═══ Exercise input
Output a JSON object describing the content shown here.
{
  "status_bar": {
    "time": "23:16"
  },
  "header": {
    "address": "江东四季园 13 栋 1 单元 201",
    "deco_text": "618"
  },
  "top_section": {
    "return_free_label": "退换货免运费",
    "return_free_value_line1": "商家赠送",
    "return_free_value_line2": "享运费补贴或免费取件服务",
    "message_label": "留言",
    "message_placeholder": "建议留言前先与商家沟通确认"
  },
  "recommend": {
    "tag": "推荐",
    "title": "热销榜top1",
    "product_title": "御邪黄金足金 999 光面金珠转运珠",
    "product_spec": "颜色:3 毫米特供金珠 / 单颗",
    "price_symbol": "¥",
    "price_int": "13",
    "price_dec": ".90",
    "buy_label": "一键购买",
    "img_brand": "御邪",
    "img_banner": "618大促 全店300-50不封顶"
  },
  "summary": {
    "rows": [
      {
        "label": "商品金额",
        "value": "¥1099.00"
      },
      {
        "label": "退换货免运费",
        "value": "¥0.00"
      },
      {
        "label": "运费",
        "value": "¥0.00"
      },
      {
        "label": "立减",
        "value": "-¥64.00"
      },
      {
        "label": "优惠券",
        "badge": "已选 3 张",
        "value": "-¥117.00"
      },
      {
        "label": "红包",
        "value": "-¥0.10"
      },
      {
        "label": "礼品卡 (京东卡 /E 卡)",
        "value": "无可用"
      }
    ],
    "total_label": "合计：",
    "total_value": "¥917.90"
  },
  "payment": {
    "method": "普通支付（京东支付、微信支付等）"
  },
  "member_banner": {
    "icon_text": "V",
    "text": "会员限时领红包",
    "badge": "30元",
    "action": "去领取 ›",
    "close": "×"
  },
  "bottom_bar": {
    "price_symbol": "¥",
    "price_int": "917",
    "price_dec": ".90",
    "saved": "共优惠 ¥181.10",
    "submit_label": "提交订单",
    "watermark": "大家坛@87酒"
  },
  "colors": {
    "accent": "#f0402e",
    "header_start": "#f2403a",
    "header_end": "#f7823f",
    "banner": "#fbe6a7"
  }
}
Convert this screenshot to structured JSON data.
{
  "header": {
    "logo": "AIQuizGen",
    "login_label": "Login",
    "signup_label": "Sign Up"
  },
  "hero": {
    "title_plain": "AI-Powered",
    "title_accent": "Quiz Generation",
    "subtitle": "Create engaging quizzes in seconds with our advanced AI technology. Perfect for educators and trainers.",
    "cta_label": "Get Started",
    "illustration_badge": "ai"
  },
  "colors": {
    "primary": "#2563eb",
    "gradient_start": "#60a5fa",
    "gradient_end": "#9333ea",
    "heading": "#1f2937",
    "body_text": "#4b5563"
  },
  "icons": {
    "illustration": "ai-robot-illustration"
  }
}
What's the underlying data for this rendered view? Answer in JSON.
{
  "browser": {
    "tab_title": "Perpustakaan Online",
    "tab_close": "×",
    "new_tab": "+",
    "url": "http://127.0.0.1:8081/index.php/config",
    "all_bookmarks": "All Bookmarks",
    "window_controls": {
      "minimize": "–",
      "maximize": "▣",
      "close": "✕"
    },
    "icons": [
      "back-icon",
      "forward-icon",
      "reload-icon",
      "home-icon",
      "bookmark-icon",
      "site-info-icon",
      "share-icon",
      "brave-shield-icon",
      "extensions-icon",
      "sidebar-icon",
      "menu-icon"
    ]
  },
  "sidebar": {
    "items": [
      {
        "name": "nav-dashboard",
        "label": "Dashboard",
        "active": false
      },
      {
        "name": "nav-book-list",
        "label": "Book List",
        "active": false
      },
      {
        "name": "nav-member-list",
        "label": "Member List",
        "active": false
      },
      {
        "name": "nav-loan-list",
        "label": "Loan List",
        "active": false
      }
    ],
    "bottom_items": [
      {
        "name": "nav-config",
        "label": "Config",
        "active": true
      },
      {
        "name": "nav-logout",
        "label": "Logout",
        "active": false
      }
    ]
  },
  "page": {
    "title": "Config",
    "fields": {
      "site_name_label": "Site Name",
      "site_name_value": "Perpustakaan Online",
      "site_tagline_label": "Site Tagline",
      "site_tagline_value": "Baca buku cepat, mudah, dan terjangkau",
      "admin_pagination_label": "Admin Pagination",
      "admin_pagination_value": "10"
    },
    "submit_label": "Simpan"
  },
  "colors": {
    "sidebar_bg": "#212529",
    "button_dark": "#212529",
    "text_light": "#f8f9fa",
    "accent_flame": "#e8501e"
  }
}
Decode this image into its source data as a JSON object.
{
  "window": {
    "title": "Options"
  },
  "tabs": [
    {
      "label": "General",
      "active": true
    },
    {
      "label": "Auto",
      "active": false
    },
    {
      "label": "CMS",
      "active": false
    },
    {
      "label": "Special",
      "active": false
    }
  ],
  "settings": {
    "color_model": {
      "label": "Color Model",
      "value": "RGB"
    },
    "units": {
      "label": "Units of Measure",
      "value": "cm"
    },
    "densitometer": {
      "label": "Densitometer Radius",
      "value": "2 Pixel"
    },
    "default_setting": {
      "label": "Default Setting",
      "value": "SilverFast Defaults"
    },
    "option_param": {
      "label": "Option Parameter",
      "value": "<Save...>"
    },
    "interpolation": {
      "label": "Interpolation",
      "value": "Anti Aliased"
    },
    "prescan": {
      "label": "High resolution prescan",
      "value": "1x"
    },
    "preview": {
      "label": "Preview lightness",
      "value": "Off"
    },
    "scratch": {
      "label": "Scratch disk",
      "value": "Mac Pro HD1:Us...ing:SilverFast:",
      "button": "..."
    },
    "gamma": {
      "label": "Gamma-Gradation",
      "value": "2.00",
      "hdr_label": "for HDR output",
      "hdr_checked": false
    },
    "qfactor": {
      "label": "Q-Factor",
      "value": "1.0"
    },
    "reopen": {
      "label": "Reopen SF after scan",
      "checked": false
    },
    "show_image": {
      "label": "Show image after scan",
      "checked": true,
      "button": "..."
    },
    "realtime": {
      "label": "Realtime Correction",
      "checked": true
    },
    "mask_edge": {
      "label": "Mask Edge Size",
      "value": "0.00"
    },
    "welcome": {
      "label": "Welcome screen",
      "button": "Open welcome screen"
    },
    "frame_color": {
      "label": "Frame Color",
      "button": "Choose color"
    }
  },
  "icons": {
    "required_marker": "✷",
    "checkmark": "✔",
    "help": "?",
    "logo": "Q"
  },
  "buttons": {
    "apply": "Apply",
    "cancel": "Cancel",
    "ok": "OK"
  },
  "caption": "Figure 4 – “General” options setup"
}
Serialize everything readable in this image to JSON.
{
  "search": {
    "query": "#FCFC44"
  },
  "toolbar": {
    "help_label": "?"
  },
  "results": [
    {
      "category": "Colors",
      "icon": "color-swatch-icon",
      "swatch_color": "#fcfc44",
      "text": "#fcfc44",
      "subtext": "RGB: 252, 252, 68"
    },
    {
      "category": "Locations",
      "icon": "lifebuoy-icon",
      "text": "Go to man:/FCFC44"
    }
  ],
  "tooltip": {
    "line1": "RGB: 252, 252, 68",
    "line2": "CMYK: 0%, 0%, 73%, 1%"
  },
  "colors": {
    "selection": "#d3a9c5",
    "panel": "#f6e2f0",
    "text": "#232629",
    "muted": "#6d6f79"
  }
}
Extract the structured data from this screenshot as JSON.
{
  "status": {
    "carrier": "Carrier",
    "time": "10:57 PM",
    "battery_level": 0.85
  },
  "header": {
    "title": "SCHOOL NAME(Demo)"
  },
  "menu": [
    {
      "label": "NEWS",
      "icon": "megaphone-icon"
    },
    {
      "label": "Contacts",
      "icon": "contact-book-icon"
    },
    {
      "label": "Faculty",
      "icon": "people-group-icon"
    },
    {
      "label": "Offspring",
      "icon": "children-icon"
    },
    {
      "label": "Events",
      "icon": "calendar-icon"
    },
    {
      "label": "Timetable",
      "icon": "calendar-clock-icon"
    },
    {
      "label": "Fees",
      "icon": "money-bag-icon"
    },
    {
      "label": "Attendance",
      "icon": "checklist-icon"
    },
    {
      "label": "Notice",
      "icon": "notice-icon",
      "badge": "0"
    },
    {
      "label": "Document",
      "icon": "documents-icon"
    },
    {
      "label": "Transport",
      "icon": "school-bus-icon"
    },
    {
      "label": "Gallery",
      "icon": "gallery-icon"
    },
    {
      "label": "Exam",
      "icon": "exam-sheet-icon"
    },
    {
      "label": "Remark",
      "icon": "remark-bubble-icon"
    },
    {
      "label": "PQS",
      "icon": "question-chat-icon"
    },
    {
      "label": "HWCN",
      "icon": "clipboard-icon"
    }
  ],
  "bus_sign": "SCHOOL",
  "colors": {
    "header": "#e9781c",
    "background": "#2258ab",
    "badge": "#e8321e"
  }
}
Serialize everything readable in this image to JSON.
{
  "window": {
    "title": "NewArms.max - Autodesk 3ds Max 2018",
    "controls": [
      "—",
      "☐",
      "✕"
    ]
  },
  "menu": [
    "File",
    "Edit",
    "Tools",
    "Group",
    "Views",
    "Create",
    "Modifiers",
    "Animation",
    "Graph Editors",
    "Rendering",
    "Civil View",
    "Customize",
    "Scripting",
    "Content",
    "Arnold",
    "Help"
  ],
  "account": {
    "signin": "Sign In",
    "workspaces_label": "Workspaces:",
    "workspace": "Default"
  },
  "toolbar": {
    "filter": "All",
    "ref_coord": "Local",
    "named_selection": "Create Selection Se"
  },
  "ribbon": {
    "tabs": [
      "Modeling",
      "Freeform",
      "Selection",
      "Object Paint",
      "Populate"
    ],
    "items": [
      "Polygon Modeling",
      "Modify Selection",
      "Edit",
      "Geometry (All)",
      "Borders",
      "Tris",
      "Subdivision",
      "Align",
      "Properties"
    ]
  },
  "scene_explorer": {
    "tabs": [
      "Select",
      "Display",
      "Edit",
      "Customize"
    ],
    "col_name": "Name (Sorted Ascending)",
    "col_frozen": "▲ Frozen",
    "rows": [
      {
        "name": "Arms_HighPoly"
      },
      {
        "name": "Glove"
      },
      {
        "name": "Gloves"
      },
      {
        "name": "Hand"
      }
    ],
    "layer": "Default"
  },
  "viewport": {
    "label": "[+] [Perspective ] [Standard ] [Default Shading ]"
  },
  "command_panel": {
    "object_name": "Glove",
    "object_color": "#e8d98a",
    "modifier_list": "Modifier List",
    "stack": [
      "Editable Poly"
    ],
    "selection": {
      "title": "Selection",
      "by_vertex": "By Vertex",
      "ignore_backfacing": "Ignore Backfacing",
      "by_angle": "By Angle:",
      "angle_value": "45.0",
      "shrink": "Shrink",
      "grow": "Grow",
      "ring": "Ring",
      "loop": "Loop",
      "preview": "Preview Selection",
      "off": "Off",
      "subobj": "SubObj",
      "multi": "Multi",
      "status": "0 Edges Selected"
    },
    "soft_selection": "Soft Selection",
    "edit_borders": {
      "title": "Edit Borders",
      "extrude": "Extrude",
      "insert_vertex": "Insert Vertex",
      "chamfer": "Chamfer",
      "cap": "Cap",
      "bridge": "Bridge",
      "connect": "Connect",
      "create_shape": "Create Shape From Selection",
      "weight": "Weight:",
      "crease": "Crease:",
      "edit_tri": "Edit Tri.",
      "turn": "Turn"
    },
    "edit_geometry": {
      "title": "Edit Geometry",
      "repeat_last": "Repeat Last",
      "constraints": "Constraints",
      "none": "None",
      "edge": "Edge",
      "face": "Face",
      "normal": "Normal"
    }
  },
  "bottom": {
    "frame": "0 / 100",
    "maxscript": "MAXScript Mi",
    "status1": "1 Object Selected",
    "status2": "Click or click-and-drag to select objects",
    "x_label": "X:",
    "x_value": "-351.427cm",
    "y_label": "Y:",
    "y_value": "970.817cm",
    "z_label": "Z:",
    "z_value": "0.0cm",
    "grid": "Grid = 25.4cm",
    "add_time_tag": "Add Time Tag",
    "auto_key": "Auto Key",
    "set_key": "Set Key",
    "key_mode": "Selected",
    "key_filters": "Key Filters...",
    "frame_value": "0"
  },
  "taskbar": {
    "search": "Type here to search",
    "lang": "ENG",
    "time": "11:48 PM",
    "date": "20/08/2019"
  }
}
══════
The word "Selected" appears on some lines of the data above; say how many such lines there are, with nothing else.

_Worked solution_: 3